Rita Himes

In California, many requests for visits are met with denials due to what Rita Himes, a staff attorney with Legal Services for Prisoners with Children, calls a “dishonesty trap.” That’s when someone inadvertently omits requested information on their visitor’s application, such as any interaction with police no matter how long ago, and no matter how minor.

Christine Herrera unwittingly made that mistake. While applying for a visit around Thanksgiving in 2018 so she and her kids could see her husband, she forgot to mention that she had been pulled over at a DUI checkpoint about 15 to 20 years earlier. She received a citation for driving with an expired driver’s license.

At the time of the citation, the police impounded her vehicle, which she retrieved the next day. “I renewed my license immediately, went to court and received a reduced fine, and that was the end of it,” she said. Or so she thought.

All those years later, it took her three months to find out why she was denied a visit with her husband – the long-ago citation. She was perplexed, because she had never been in trouble aside from that. “I thought someone had stolen my identity,” she said.

PRIOR TO COVID-19, Benee Vejar hadn’t been denied visits with her husband, although in the distant past a parking ticket she forgot to report delayed a visit. Fortunately, she said, she was able to work things out with the warden. “It was ridiculous,” she recalled.

“It’s taking advantage of people’s faulty memories and taking their visiting [away], which is a constitutional right,” Himes said. Her organization is part of the statewide coalition that has been pushing for passage of AB 990.

Joanne Scheer knows firsthand just how wrenching a denial can be. In 2011 she and her husband were in the middle of a visit with their son Tony, who was at the California State Prison, Corcoran and just days away from being transferred to the Honor Yard/Progressive Program Facility, when, unbeknownst to all of them, Tony’s new cellmate was caught with drugs. “Even though his cellmate admitted that they were his drugs and that Tony had nothing to do with it, they still charged both of them,” says Scheer.

Scheer learned about this when she was on the freeway en route to a visit the following weekend and received a call from the officer in charge of visiting. “He said, ‘You are not allowed to visit today, and you won’t be allowed to have visits for the next three years,’” recalled Scheer. Stunned and perplexed, Scheer asked the officer why and was told, “He was in the hole for [drug] distribution,” and that to learn more about it, she needed to talk to her son.

Scheer pulled off the freeway on to a dirt road and stumbled out of her car. “I literally just started screaming and crying,” she said. She called her husband and told him what happened. “We were dumbfounded and had absolutely no idea what was going on and why on Earth we wouldn’t be able to hold our son for three years. It was one of the most traumatizing things we’ve ever had to go through.”

Her son, who was 25 at the time, had been in prison for about 18 months. He had just been accepted into the Honor Yard, which offers education and community service programs to inmates who have no disciplinary history, but after the denial of that transfer and parental visits, he spiraled downwards. “He started using drugs,” said Scheer. “He started to disappear. He just gave up hope and thought, ‘What the hell, I’m never going to see my parents again.’”
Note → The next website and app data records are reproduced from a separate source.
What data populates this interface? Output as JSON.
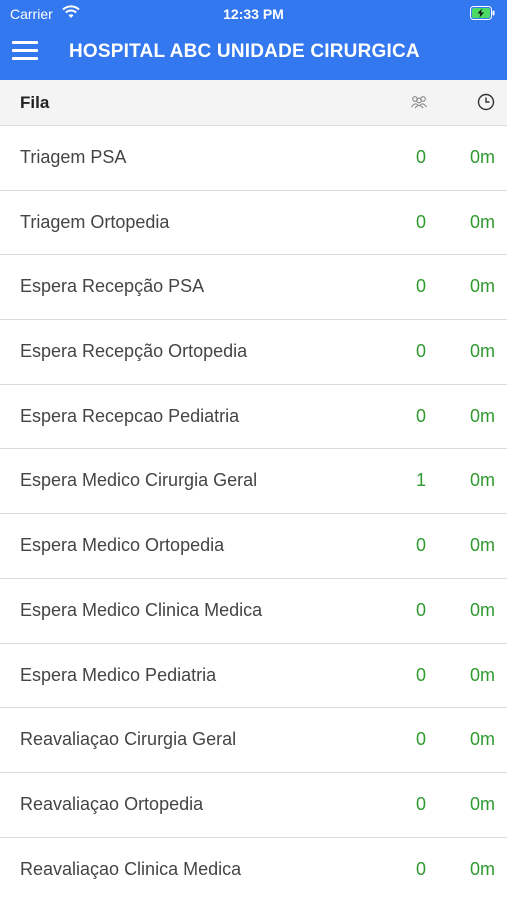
{
  "status_bar": {
    "carrier": "Carrier",
    "time": "12:33 PM"
  },
  "nav": {
    "title": "HOSPITAL ABC UNIDADE CIRURGICA",
    "menu_icon": "hamburger-menu-icon"
  },
  "header": {
    "label": "Fila",
    "count_icon": "people-icon",
    "time_icon": "clock-icon"
  },
  "colors": {
    "nav_background": "#3478f0",
    "value_green": "#2f9a2f"
  },
  "queues": [
    {
      "name": "Triagem PSA",
      "count": "0",
      "time": "0m"
    },
    {
      "name": "Triagem Ortopedia",
      "count": "0",
      "time": "0m"
    },
    {
      "name": "Espera Recepção PSA",
      "count": "0",
      "time": "0m"
    },
    {
      "name": "Espera Recepção Ortopedia",
      "count": "0",
      "time": "0m"
    },
    {
      "name": "Espera Recepcao Pediatria",
      "count": "0",
      "time": "0m"
    },
    {
      "name": "Espera Medico Cirurgia Geral",
      "count": "1",
      "time": "0m"
    },
    {
      "name": "Espera Medico Ortopedia",
      "count": "0",
      "time": "0m"
    },
    {
      "name": "Espera Medico Clinica Medica",
      "count": "0",
      "time": "0m"
    },
    {
      "name": "Espera Medico Pediatria",
      "count": "0",
      "time": "0m"
    },
    {
      "name": "Reavaliaçao Cirurgia Geral",
      "count": "0",
      "time": "0m"
    },
    {
      "name": "Reavaliaçao Ortopedia",
      "count": "0",
      "time": "0m"
    },
    {
      "name": "Reavaliaçao Clinica Medica",
      "count": "0",
      "time": "0m"
    }
  ]
}
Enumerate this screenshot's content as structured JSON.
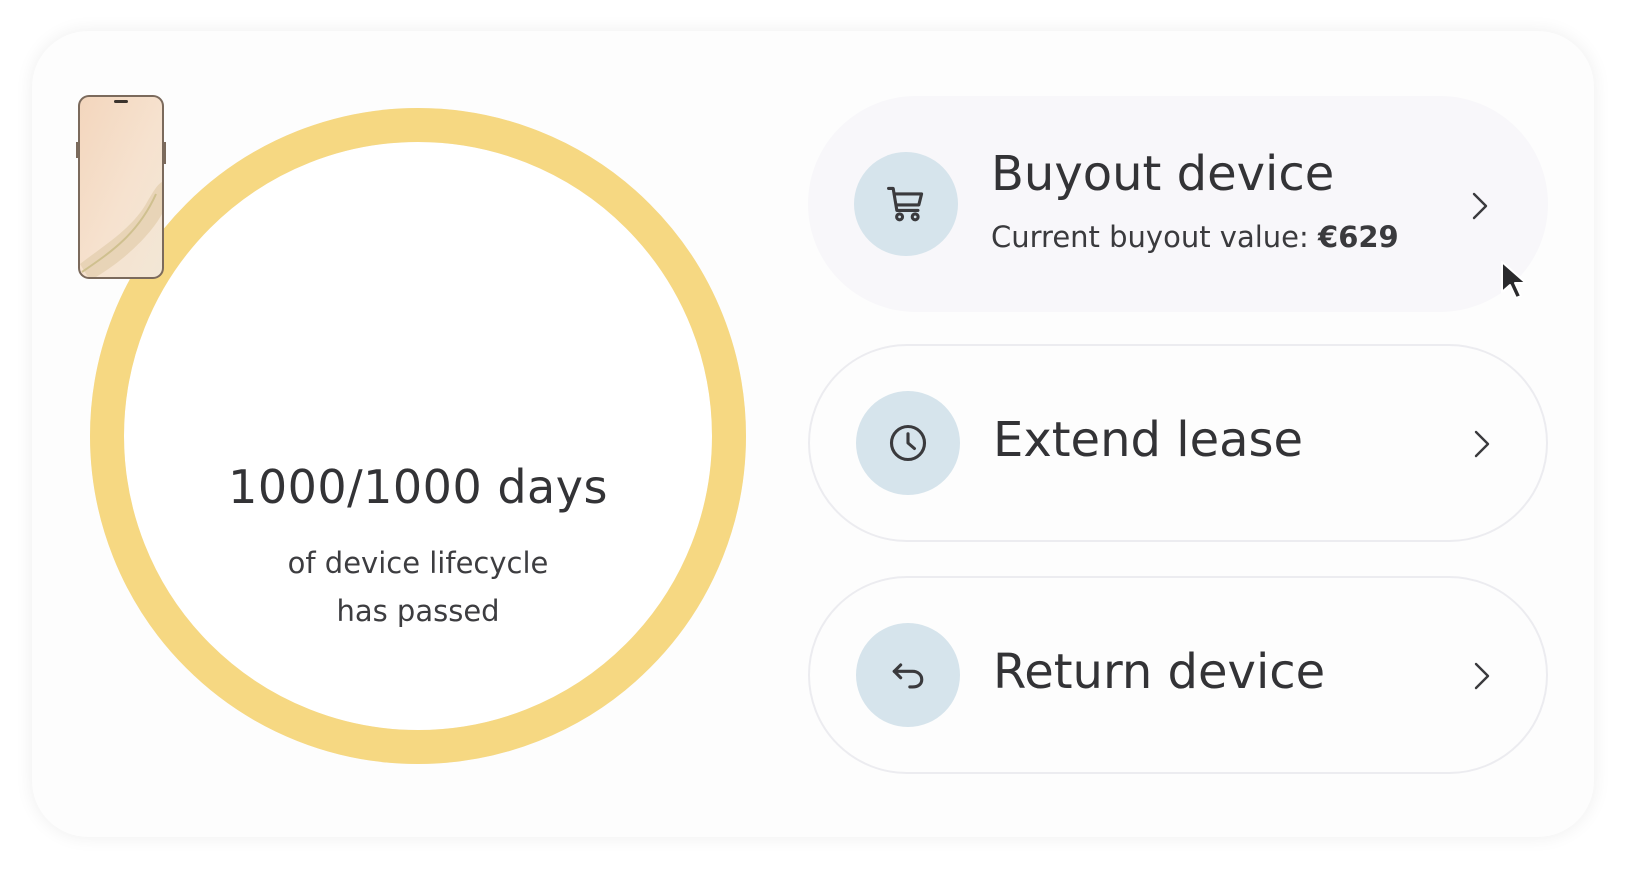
{
  "lifecycle": {
    "days_passed": 1000,
    "days_total": 1000,
    "progress": 1.0,
    "days_text": "1000/1000 days",
    "caption_line1": "of device lifecycle",
    "caption_line2": "has passed",
    "ring_color": "#f6d882"
  },
  "actions": [
    {
      "title": "Buyout device",
      "subtitle_prefix": "Current buyout value: ",
      "subtitle_value": "€629",
      "icon": "shopping-cart-icon",
      "state": "hovered"
    },
    {
      "title": "Extend lease",
      "icon": "clock-icon"
    },
    {
      "title": "Return device",
      "icon": "return-arrow-icon"
    }
  ],
  "colors": {
    "icon_circle": "#d6e4ec",
    "text": "#333336"
  }
}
Research shows that the benefits of family visits for people who are incarcerated are more than anecdotal. “Any visit reduced the chance of reconviction of a felony by 13 percent and the chance of parole revocation by 25 percent,” according to a 2012 study in the journal Corrections Today.

AB 990 is also slated to remove a barrier that keeps family members from visiting relatives if they themselves have a criminal history.

“Every time I go and see my nephew, he asks how is his dad doing, can we go visit him,” said Bobbie Butts, whose brother – her nephew’s father — has been in prison for the last nine years. Butts would like to take her nephew, who she says has special needs, to visit his father. “But because I have six prior felonies, I can’t take him,” said Butts.

At the same time, she tries to reassure her despondent nephew, telling him, when he asks about visiting his father, “We’re working on doing that.”

Some of the rights that once existed for prisoners were ended in 1996, Himes said, with the “lock ‘em up and throw the key away” mentality that was popular when former California Gov. Pete Wilson signed the “Three-Strikes-and-You’re-Out” law.

BUT THE HARSH mindset that prohibits family members with criminal histories from visiting their relatives also has roots in a continuing trend in California and nationwide towards mass incarceration, which disproportionately affects Blacks and Latinos. Latinx children are twice as likely and Black children are five times more likely than white children to have an incarcerated parent, according to a report by the Stanford Center on Poverty and Inequality.

While AB 990 addresses some of the barriers that prevent families and people who are incarcerated from seeing, holding and spending time with their loved ones, families in California and all over the country have a multitude of other barriers that also get in the way of visits.

David Fathi_1, High Res (1)
David Fathi

“One thing that makes prison visiting often very difficult is simply the fact that many prisons are located in remote rural locations, far from the urban centers where most of the incarcerated people come from. So just getting to the prison is often difficult, and prohibitively expensive,” says David Fathi, the director of the ACLU National Prison Project based in Washington D.C.

“It may be that you have to drive a couple hundred miles. It may be you have to stay in a hotel. If visiting is only available on weekdays, or if visiting conflicts with your work schedule, you may have to take a day off without pay. These are all things that aren’t intentional. No one is doing these things deliberately to make visiting difficult, but they certainly have an effect.”

Vejar, Jovina’s mom, agrees that all those costs add up when she makes the nearly 300-mile journey from San Jose to Susanville. She often pairs up with other families to share costs of hotels, food, and gas, but she sometimes has to sacrifice other necessities to make it happen. “Like if Jovina needs shoes, I’ll have to wait until the next month. Or I won’t pay the whole [utility bill]. I’ll set up a payment plan, and pay the minimum on credit cards,” Vejar said.

Benee Vejar with her daughter Jovina.

While she may have to cut corners, Vejar works hard to help her daughter have regular phone calls with her father. When they do have visits, Vejar and her daughter have created regular games and anchoring rituals. Research shows that contact with an incarcerated parent and “[being] able to spend time together as a family through play, conversation, or sharing a meal can also help mitigate children’s feelings of abandonment and anxiety,” according to a report by the Urban Institute.

Jovina ticks off a list of things she loves to do with her dad, including watching films together, playing card games and making breakfast. “He made me 5,000 quesadillas!” she exclaims, recalling her last visit in early June. And she has a ritual that she repeats each time when she arrives at the prison and sees her dad.

Jovina and Joseph

“Usually, when I see him, I run to him, and I jump and he catches me and carries me,” she says with a smile, her eyes brightening in memory.

But when Jovina thinks about the ride home after the visit, her face saddens, she turns away and falls into her mother’s arms for comfort. The timeline for when she’ll see her father again is uncertain, and recently advocates learned that the chances of the bill being signed into law this year are slim, said Himes.

“Obviously families are disappointed,” she said.

Citing the bill’s broad support by the legislature, and Gov. Newsom’s election victory on Sept. 14 against a Republican-led recall, Himes said, “We have an incredibly strong foundation to push forward on this law next year.”

This story originally appeared in PACEs Connection.